This article provides an ethnographic and historical perspective on the migration of rural Jewish communities from the region of Sous, southern Morocco, to Israel in the early 1960s. Building on theories of the relationship between diaspora, homeland, and nationalism, and using ethnographic data collected among Moroccan Jews and Muslims from the region, I argue that even though the economic factors played a substantial role in persuading rural Jews to migrate to Israel, historical symbols of traditional messianic Zionism played a major role in the migration of rural Jewry. Unlike urban Jews who settled in different Moroccan cities after the Spanish Inquisition, Jews from Akka and other neighbouring hamlets have a particular view of history to which Zionism appealed. In this article, I use a historical narrative to argue that southern Moroccan Jews, whether their memory is based on supposition or fact, imagined their history as connected to Palestine. Accordingly, Zionists invoked these historical messianic symbols to which local rural Jews from Akka and other neighbouring villages subscribed to capture their political, religious, and national support. Henceforth, my contention is that although local and global social, political, and economic stresses in the first half of the twentieth century influenced this migration, the underlying cause is largely attributed to the imagined or real historical roots of these populations towards Palestine as opposed to the roots of Andalusian Jews.
- Moroccan nationalism

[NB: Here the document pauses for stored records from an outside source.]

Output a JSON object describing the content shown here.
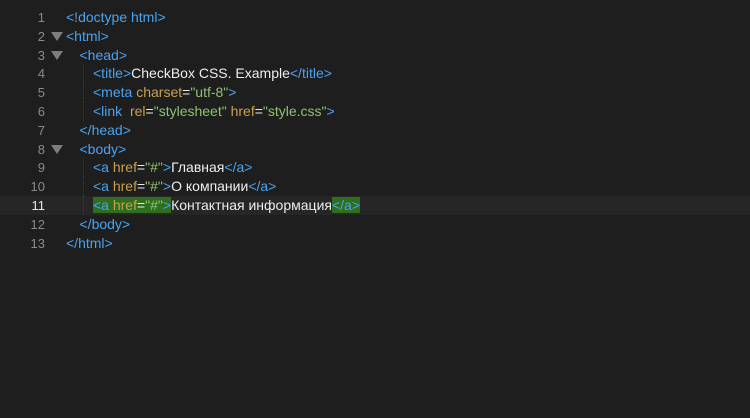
{
  "editor": {
    "lines": [
      {
        "num": "1",
        "fold": false,
        "current": false,
        "indent": 0,
        "tokens": [
          {
            "t": "tag",
            "v": "<!doctype html>"
          }
        ]
      },
      {
        "num": "2",
        "fold": true,
        "current": false,
        "indent": 0,
        "tokens": [
          {
            "t": "tag",
            "v": "<html>"
          }
        ]
      },
      {
        "num": "3",
        "fold": true,
        "current": false,
        "indent": 1,
        "tokens": [
          {
            "t": "tag",
            "v": "<head>"
          }
        ]
      },
      {
        "num": "4",
        "fold": false,
        "current": false,
        "indent": 2,
        "tokens": [
          {
            "t": "tag",
            "v": "<title>"
          },
          {
            "t": "txt",
            "v": "CheckBox CSS. Example"
          },
          {
            "t": "tag",
            "v": "</title>"
          }
        ]
      },
      {
        "num": "5",
        "fold": false,
        "current": false,
        "indent": 2,
        "tokens": [
          {
            "t": "tag",
            "v": "<meta "
          },
          {
            "t": "attr",
            "v": "charset"
          },
          {
            "t": "txt",
            "v": "="
          },
          {
            "t": "str",
            "v": "\"utf-8\""
          },
          {
            "t": "tag",
            "v": ">"
          }
        ]
      },
      {
        "num": "6",
        "fold": false,
        "current": false,
        "indent": 2,
        "tokens": [
          {
            "t": "tag",
            "v": "<link  "
          },
          {
            "t": "attr",
            "v": "rel"
          },
          {
            "t": "txt",
            "v": "="
          },
          {
            "t": "str",
            "v": "\"stylesheet\""
          },
          {
            "t": "txt",
            "v": " "
          },
          {
            "t": "attr",
            "v": "href"
          },
          {
            "t": "txt",
            "v": "="
          },
          {
            "t": "str",
            "v": "\"style.css\""
          },
          {
            "t": "tag",
            "v": ">"
          }
        ]
      },
      {
        "num": "7",
        "fold": false,
        "current": false,
        "indent": 1,
        "tokens": [
          {
            "t": "tag",
            "v": "</head>"
          }
        ]
      },
      {
        "num": "8",
        "fold": true,
        "current": false,
        "indent": 1,
        "tokens": [
          {
            "t": "tag",
            "v": "<body>"
          }
        ]
      },
      {
        "num": "9",
        "fold": false,
        "current": false,
        "indent": 2,
        "tokens": [
          {
            "t": "tag",
            "v": "<a "
          },
          {
            "t": "attr",
            "v": "href"
          },
          {
            "t": "txt",
            "v": "="
          },
          {
            "t": "str",
            "v": "\"#\""
          },
          {
            "t": "tag",
            "v": ">"
          },
          {
            "t": "txt",
            "v": "Главная"
          },
          {
            "t": "tag",
            "v": "</a>"
          }
        ]
      },
      {
        "num": "10",
        "fold": false,
        "current": false,
        "indent": 2,
        "tokens": [
          {
            "t": "tag",
            "v": "<a "
          },
          {
            "t": "attr",
            "v": "href"
          },
          {
            "t": "txt",
            "v": "="
          },
          {
            "t": "str",
            "v": "\"#\""
          },
          {
            "t": "tag",
            "v": ">"
          },
          {
            "t": "txt",
            "v": "О компании"
          },
          {
            "t": "tag",
            "v": "</a>"
          }
        ]
      },
      {
        "num": "11",
        "fold": false,
        "current": true,
        "indent": 2,
        "tokens": [
          {
            "t": "tag",
            "v": "<a ",
            "hl": true
          },
          {
            "t": "attr",
            "v": "href",
            "hl": true
          },
          {
            "t": "txt",
            "v": "=",
            "hl": true
          },
          {
            "t": "str",
            "v": "\"#\"",
            "hl": true
          },
          {
            "t": "tag",
            "v": ">",
            "hl": true
          },
          {
            "t": "txt",
            "v": "Контактная информация"
          },
          {
            "t": "tag",
            "v": "</a>",
            "hl": true
          }
        ]
      },
      {
        "num": "12",
        "fold": false,
        "current": false,
        "indent": 1,
        "tokens": [
          {
            "t": "tag",
            "v": "</body>"
          }
        ]
      },
      {
        "num": "13",
        "fold": false,
        "current": false,
        "indent": 0,
        "tokens": [
          {
            "t": "tag",
            "v": "</html>"
          }
        ]
      }
    ]
  },
  "colors": {
    "background": "#1e1e1e",
    "tag": "#4aa3f0",
    "attribute": "#c9a14a",
    "string": "#8dc26f",
    "text": "#ededed",
    "line_number": "#8a8a8a",
    "match_highlight": "#2f6d1f"
  },
  "icons": {
    "fold": "fold-arrow-icon"
  }
}
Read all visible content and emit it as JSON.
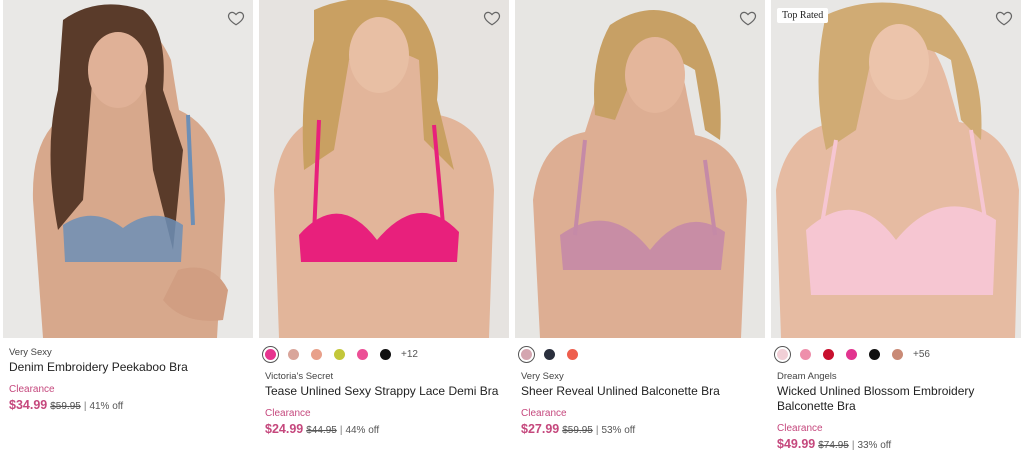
{
  "products": [
    {
      "brand": "Very Sexy",
      "name": "Denim Embroidery Peekaboo Bra",
      "tag": "Clearance",
      "price": "$34.99",
      "was": "$59.95",
      "discount": "41% off",
      "swatches": [],
      "more_colors": "",
      "badge": ""
    },
    {
      "brand": "Victoria's Secret",
      "name": "Tease Unlined Sexy Strappy Lace Demi Bra",
      "tag": "Clearance",
      "price": "$24.99",
      "was": "$44.95",
      "discount": "44% off",
      "swatches": [
        "#e7348f",
        "#d9a59a",
        "#e8a08a",
        "#c3c73a",
        "#ec4f96",
        "#111111"
      ],
      "more_colors": "+12",
      "badge": ""
    },
    {
      "brand": "Very Sexy",
      "name": "Sheer Reveal Unlined Balconette Bra",
      "tag": "Clearance",
      "price": "$27.99",
      "was": "$59.95",
      "discount": "53% off",
      "swatches": [
        "#d4a6b0",
        "#2a2f3d",
        "#ee5e4d"
      ],
      "more_colors": "",
      "badge": ""
    },
    {
      "brand": "Dream Angels",
      "name": "Wicked Unlined Blossom Embroidery Balconette Bra",
      "tag": "Clearance",
      "price": "$49.99",
      "was": "$74.95",
      "discount": "33% off",
      "swatches": [
        "#f1cfd6",
        "#ee8fab",
        "#c8102e",
        "#e2348f",
        "#111111",
        "#c98a76"
      ],
      "more_colors": "+56",
      "badge": "Top Rated"
    }
  ],
  "colors": {
    "sale_pink": "#c5487d",
    "bra_blue": "#6d8fb6",
    "bra_pink": "#e8207c",
    "bra_mauve": "#c58aa7",
    "bra_blush": "#f6c6d2"
  },
  "icons": {
    "wishlist": "heart-outline-icon"
  }
}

- Southern Moroccan oases
ASJC Scopus subject areas
- Geography, Planning and Development
- Political Science and International Relations